The Painter of Shanghai didn’t get much noise here in the United States, but the book, based on a true story, has stayed with me. When I heard about Epstein’s new book I have kept my fingers cross for the release date. The novel is based on the actual life of Pan Yuliang, a former child prostitute turned celebrated painter, also happens to be one such writer. In The Painter From Shanghai, Epstein concentrates on Yuliang’s time in the brothel — chillingly named the Hall of Eternal Splendor — and her early years with the devoted Pan Zanhua when, as Epstein imagines, Yuliang’s understanding of herself as a (relatively) free woman and artist began to emerge. Anyway the new book, The Gods of Heavenly Punishment is set in Japan during the Second World War. It revolves around people and events leading up to the bombing of Tokyo. Narratives are told through the perspectives of a downed bomber pilot, an Occupation soldier, and a gifted architect who helped modernize the Tokyo skyline is now charged with destroying it.
The Why of Things by Elizabeth Hartley Winthrop takes on the hard subject of suicide.
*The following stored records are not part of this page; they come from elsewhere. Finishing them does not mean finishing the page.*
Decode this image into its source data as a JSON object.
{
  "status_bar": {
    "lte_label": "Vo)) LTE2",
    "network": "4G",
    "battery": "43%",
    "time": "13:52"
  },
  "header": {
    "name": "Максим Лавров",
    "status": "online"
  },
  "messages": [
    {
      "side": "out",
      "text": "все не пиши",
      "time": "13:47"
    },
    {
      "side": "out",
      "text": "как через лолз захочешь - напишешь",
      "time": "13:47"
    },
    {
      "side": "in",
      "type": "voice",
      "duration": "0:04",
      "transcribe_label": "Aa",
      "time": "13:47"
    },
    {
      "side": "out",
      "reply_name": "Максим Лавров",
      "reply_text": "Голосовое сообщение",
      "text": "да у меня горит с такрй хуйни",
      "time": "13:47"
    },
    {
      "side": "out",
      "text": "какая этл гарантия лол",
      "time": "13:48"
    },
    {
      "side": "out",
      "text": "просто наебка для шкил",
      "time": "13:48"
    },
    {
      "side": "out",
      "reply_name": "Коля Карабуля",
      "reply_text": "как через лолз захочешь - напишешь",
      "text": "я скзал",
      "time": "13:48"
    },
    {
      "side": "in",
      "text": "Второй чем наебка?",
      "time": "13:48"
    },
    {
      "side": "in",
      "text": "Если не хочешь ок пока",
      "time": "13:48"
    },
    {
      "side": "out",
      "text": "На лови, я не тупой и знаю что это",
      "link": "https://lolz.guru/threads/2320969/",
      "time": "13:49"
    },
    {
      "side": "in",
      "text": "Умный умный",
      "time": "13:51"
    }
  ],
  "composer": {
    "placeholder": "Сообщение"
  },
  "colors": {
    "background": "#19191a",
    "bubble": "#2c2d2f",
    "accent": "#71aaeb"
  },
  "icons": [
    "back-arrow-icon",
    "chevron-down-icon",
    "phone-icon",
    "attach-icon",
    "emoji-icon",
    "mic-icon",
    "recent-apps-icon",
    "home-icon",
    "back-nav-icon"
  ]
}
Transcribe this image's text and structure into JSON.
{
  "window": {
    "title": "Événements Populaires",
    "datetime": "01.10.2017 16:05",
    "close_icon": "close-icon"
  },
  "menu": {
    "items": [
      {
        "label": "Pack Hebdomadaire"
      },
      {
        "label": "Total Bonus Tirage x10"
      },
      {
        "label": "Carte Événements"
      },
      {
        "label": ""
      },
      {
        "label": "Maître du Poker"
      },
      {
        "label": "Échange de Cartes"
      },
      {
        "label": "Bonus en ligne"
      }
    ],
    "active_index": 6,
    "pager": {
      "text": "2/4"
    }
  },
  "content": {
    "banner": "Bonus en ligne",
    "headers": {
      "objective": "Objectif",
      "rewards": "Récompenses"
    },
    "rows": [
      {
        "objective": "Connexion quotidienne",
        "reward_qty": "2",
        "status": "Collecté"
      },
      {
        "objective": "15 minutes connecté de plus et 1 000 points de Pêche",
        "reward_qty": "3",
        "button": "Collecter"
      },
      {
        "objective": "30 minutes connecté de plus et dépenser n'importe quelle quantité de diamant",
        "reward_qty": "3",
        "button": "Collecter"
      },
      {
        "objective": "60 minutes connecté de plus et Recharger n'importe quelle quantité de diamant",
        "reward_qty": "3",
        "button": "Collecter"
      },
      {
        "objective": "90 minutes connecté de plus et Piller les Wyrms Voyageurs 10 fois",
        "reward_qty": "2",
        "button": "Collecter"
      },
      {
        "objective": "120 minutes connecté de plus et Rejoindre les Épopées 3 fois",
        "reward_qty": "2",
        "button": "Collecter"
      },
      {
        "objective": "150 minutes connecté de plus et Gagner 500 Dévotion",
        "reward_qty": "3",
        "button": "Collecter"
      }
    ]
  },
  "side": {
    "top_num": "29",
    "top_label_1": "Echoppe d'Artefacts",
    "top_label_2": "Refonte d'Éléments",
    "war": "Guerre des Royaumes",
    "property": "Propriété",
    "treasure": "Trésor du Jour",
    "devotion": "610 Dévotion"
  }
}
It’s a heavy subject—about how the mother contrives to keep her family from falling apart after her 17-year-old daughter committed suicide. It’s a glimpse into the life of a family who is on the path to recovery and of two daughters whose lives have been forever altered by the loss of their sister but who have managed to pull through. This one shall wait. Golden Boy by Abigail Tarttelin reminds me of Middlesex and Annabel. Max is an intersex teen who has always identified as a boy, but certain catastrophic events lead him to question who and what he is. To his peers he’s perfect: a talented soccer player, beautiful to look at, an excellent student. They have no idea the pain and confusion he’s going through, especially because he can’t talk to anyone about his secrets, not even his parents, and least of all, the girl he likes.